April 1st as an Atheist Holy Day —
An urban legend
has been circulating for a number of years that mockingly describes April Fool's Day as a holy day for atheists:
FLORIDA COURT SETS ATHEIST HOLY DAY
In Florida, an atheist created a case against the Easter & Passover holy days. He hired an attorney to bring a discrimination case against Christians, Jews & observances of their holy days. The argument was, it was unfair that atheists had no such recognized day(s). The case was brought before a judge. After listening to the passionate presentation by the lawyer,the judge banged his gavel declaring, 'Case dismissed.'
The lawyer immediately stood objecting to the ruling saying, 'Your honor, how can you possibly dismiss this case? The Christians have Christmas, Easter & others. The Jews have Passover, Yom Kippur & Hanukkah.
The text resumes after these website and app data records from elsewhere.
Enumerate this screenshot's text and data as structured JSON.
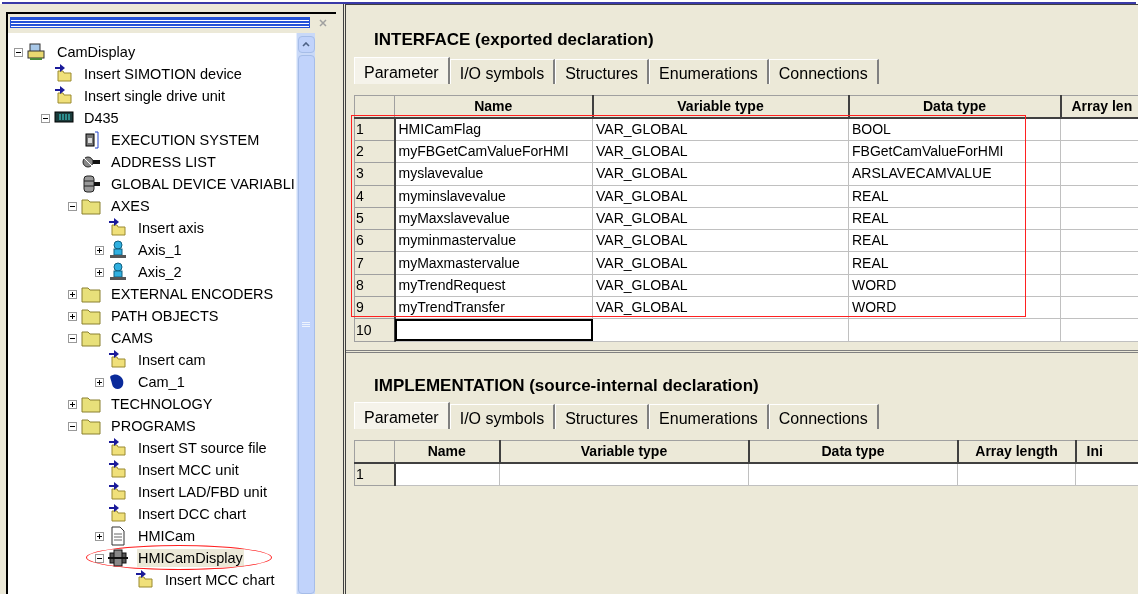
{
  "tree": [
    {
      "label": "CamDisplay",
      "kind": "project",
      "expanded": true,
      "selected": false,
      "children": [
        {
          "label": "Insert SIMOTION device",
          "kind": "insert",
          "selected": false
        },
        {
          "label": "Insert single drive unit",
          "kind": "insert",
          "selected": false
        },
        {
          "label": "D435",
          "kind": "device",
          "expanded": true,
          "selected": false,
          "children": [
            {
              "label": "EXECUTION SYSTEM",
              "kind": "execution",
              "selected": false
            },
            {
              "label": "ADDRESS LIST",
              "kind": "address",
              "selected": false
            },
            {
              "label": "GLOBAL DEVICE VARIABLI",
              "kind": "database",
              "selected": false
            },
            {
              "label": "AXES",
              "kind": "folder",
              "expanded": true,
              "selected": false,
              "children": [
                {
                  "label": "Insert axis",
                  "kind": "insert",
                  "selected": false
                },
                {
                  "label": "Axis_1",
                  "kind": "axis",
                  "expanded": false,
                  "selected": false
                },
                {
                  "label": "Axis_2",
                  "kind": "axis",
                  "expanded": false,
                  "selected": false
                }
              ]
            },
            {
              "label": "EXTERNAL ENCODERS",
              "kind": "folder",
              "expanded": false,
              "selected": false
            },
            {
              "label": "PATH OBJECTS",
              "kind": "folder",
              "expanded": false,
              "selected": false
            },
            {
              "label": "CAMS",
              "kind": "folder",
              "expanded": true,
              "selected": false,
              "children": [
                {
                  "label": "Insert cam",
                  "kind": "insert",
                  "selected": false
                },
                {
                  "label": "Cam_1",
                  "kind": "cam",
                  "expanded": false,
                  "selected": false
                }
              ]
            },
            {
              "label": "TECHNOLOGY",
              "kind": "folder",
              "expanded": false,
              "selected": false
            },
            {
              "label": "PROGRAMS",
              "kind": "folder",
              "expanded": true,
              "selected": false,
              "children": [
                {
                  "label": "Insert ST source file",
                  "kind": "insert",
                  "selected": false
                },
                {
                  "label": "Insert MCC unit",
                  "kind": "insert",
                  "selected": false
                },
                {
                  "label": "Insert LAD/FBD unit",
                  "kind": "insert",
                  "selected": false
                },
                {
                  "label": "Insert DCC chart",
                  "kind": "insert",
                  "selected": false
                },
                {
                  "label": "HMICam",
                  "kind": "source",
                  "expanded": false,
                  "selected": false
                },
                {
                  "label": "HMICamDisplay",
                  "kind": "program",
                  "expanded": true,
                  "selected": true,
                  "children": [
                    {
                      "label": "Insert MCC chart",
                      "kind": "insert",
                      "selected": false
                    }
                  ]
                }
              ]
            }
          ]
        }
      ]
    }
  ],
  "panels": [
    {
      "title": "INTERFACE (exported declaration)",
      "tabs": [
        {
          "label": "Parameter",
          "selected": true
        },
        {
          "label": "I/O symbols",
          "selected": false
        },
        {
          "label": "Structures",
          "selected": false
        },
        {
          "label": "Enumerations",
          "selected": false
        },
        {
          "label": "Connections",
          "selected": false
        }
      ],
      "columns": [
        "Name",
        "Variable type",
        "Data type",
        "Array len"
      ],
      "rows": [
        {
          "number": "1",
          "cells": [
            "HMICamFlag",
            "VAR_GLOBAL",
            "BOOL"
          ],
          "focused": false
        },
        {
          "number": "2",
          "cells": [
            "myFBGetCamValueForHMI",
            "VAR_GLOBAL",
            "FBGetCamValueForHMI"
          ],
          "focused": false
        },
        {
          "number": "3",
          "cells": [
            "myslavevalue",
            "VAR_GLOBAL",
            "ARSLAVECAMVALUE"
          ],
          "focused": false
        },
        {
          "number": "4",
          "cells": [
            "myminslavevalue",
            "VAR_GLOBAL",
            "REAL"
          ],
          "focused": false
        },
        {
          "number": "5",
          "cells": [
            "myMaxslavevalue",
            "VAR_GLOBAL",
            "REAL"
          ],
          "focused": false
        },
        {
          "number": "6",
          "cells": [
            "myminmastervalue",
            "VAR_GLOBAL",
            "REAL"
          ],
          "focused": false
        },
        {
          "number": "7",
          "cells": [
            "myMaxmastervalue",
            "VAR_GLOBAL",
            "REAL"
          ],
          "focused": false
        },
        {
          "number": "8",
          "cells": [
            "myTrendRequest",
            "VAR_GLOBAL",
            "WORD"
          ],
          "focused": false
        },
        {
          "number": "9",
          "cells": [
            "myTrendTransfer",
            "VAR_GLOBAL",
            "WORD"
          ],
          "focused": false
        },
        {
          "number": "10",
          "cells": [],
          "focused": true
        }
      ]
    },
    {
      "title": "IMPLEMENTATION (source-internal declaration)",
      "tabs": [
        {
          "label": "Parameter",
          "selected": true
        },
        {
          "label": "I/O symbols",
          "selected": false
        },
        {
          "label": "Structures",
          "selected": false
        },
        {
          "label": "Enumerations",
          "selected": false
        },
        {
          "label": "Connections",
          "selected": false
        }
      ],
      "columns": [
        "Name",
        "Variable type",
        "Data type",
        "Array length",
        "Ini"
      ],
      "rows": [
        {
          "number": "1",
          "cells": [],
          "focused": false
        }
      ]
    }
  ]
}
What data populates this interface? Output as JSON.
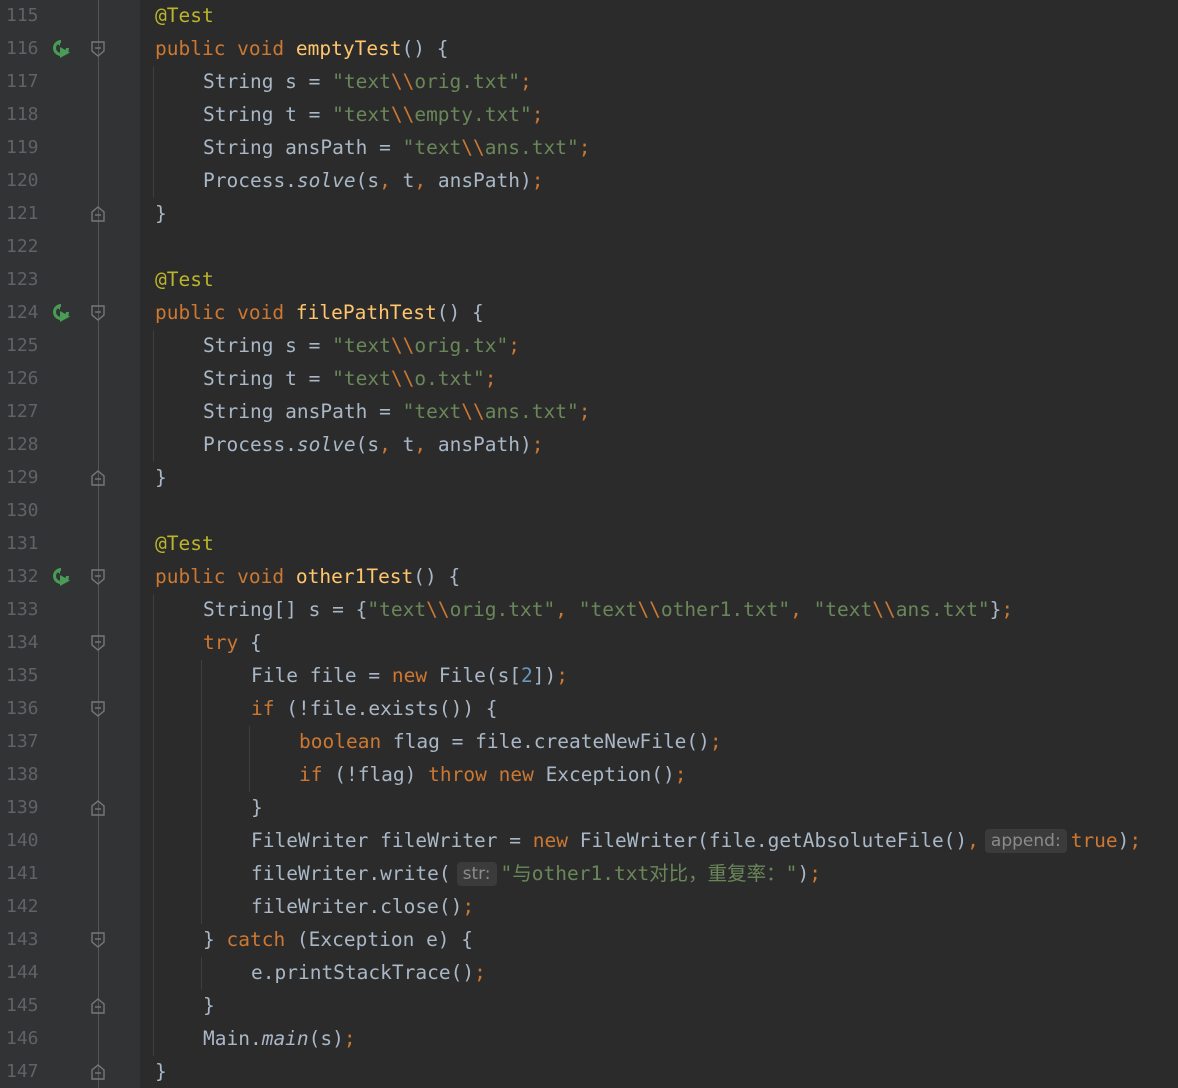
{
  "editor": {
    "lines": [
      {
        "n": "115",
        "text": "@Test"
      },
      {
        "n": "116",
        "text": "public void emptyTest() {"
      },
      {
        "n": "117",
        "text": "String s = \"text\\\\orig.txt\";"
      },
      {
        "n": "118",
        "text": "String t = \"text\\\\empty.txt\";"
      },
      {
        "n": "119",
        "text": "String ansPath = \"text\\\\ans.txt\";"
      },
      {
        "n": "120",
        "text": "Process.solve(s, t, ansPath);"
      },
      {
        "n": "121",
        "text": "}"
      },
      {
        "n": "122",
        "text": ""
      },
      {
        "n": "123",
        "text": "@Test"
      },
      {
        "n": "124",
        "text": "public void filePathTest() {"
      },
      {
        "n": "125",
        "text": "String s = \"text\\\\orig.tx\";"
      },
      {
        "n": "126",
        "text": "String t = \"text\\\\o.txt\";"
      },
      {
        "n": "127",
        "text": "String ansPath = \"text\\\\ans.txt\";"
      },
      {
        "n": "128",
        "text": "Process.solve(s, t, ansPath);"
      },
      {
        "n": "129",
        "text": "}"
      },
      {
        "n": "130",
        "text": ""
      },
      {
        "n": "131",
        "text": "@Test"
      },
      {
        "n": "132",
        "text": "public void other1Test() {"
      },
      {
        "n": "133",
        "text": "String[] s = {\"text\\\\orig.txt\", \"text\\\\other1.txt\", \"text\\\\ans.txt\"};"
      },
      {
        "n": "134",
        "text": "try {"
      },
      {
        "n": "135",
        "text": "File file = new File(s[2]);"
      },
      {
        "n": "136",
        "text": "if (!file.exists()) {"
      },
      {
        "n": "137",
        "text": "boolean flag = file.createNewFile();"
      },
      {
        "n": "138",
        "text": "if (!flag) throw new Exception();"
      },
      {
        "n": "139",
        "text": "}"
      },
      {
        "n": "140",
        "text": "FileWriter fileWriter = new FileWriter(file.getAbsoluteFile(), append: true);"
      },
      {
        "n": "141",
        "text": "fileWriter.write( str: \"与other1.txt对比，重复率：\");"
      },
      {
        "n": "142",
        "text": "fileWriter.close();"
      },
      {
        "n": "143",
        "text": "} catch (Exception e) {"
      },
      {
        "n": "144",
        "text": "e.printStackTrace();"
      },
      {
        "n": "145",
        "text": "}"
      },
      {
        "n": "146",
        "text": "Main.main(s);"
      },
      {
        "n": "147",
        "text": "}"
      }
    ],
    "hints": {
      "append": "append:",
      "str": "str:"
    },
    "icons": {
      "run": "run-test-icon",
      "fold": "fold-marker-icon"
    },
    "colors": {
      "background": "#2b2b2b",
      "gutter": "#313335",
      "keyword": "#cc7832",
      "annotation": "#bbb529",
      "method_decl": "#ffc66d",
      "string": "#6a8759",
      "number": "#6897bb",
      "text": "#a9b7c6",
      "line_number": "#606366"
    }
  }
}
Yet my client & all other atheists have no such holidays.'
The judge leaned forward in his chair saying, 'But you do. Your client, counsel, is woefully ignorant.'
The lawyer said, 'Your Honor, we are unaware of any special observance or holiday for atheists.'
The judge said, 'The calendar says April 1st is 'April Fools Day.' Psalm 14:1 states, 'The fool says in his heart, there is no God.' Thus, it is the opinion of this court, that if your client says there is no God, then he is a fool. Therefore, April 1st is his day. Court is adjourned.
This Florida court case never occurred in real life, and the point of the story is to brand atheists as fools. Nevertheless, the idea of designating April 1st as an "Atheist Holy Day" seems to be growing in popularity among atheists themselves. At least, I've seen an increasing number of blog posts
in support of the idea.
From a historical perspective, April 1st is an interesting choice as an Atheist Holy Day, because the Christian church has had a complex, often antagonistic relationship with traditions of Foolery. Early christianity held the symbol of the Fool in high esteem. St. Paul described Christ as being like a Fool, and medieval monks aspired to be "Fools for Christ." There was also the Festus Fatuorum
, or Feast of Fools -- a medieval Christian holiday observed around January 1. It was a day on which low-ranking clergy would symbolically usurp the roles of their superiors. A mock bishop or pope would be elected and paraded through the streets. The clergy would dress up as women, sing bawdy songs, play dice at the altar, and substitute stinking smoke for the incense. The historian Rogan Taylor described it as being "like a religious chimney sweeping, brushing away the year's repressed and hidden blasphemy, in a riot of filth and irreligion."
However, by the seventeenth century church officials had largely succeeded in suppressing the celebration of the Feast of Fools. The Church was uncomfortable with the symbolism of the Fool. After all, the Fool is usually embraced by opponents of the establishment, but the Church was itself the establishment.
So since the church exiled Foolery from its midst, it would be somehow fitting if atheists were to adopt April Fool's Day as their own. And why not? The values that the Fool represents (mischief, paradox, uncertainty) do seem to be more compatible with atheism than with modern mainstream Christianity.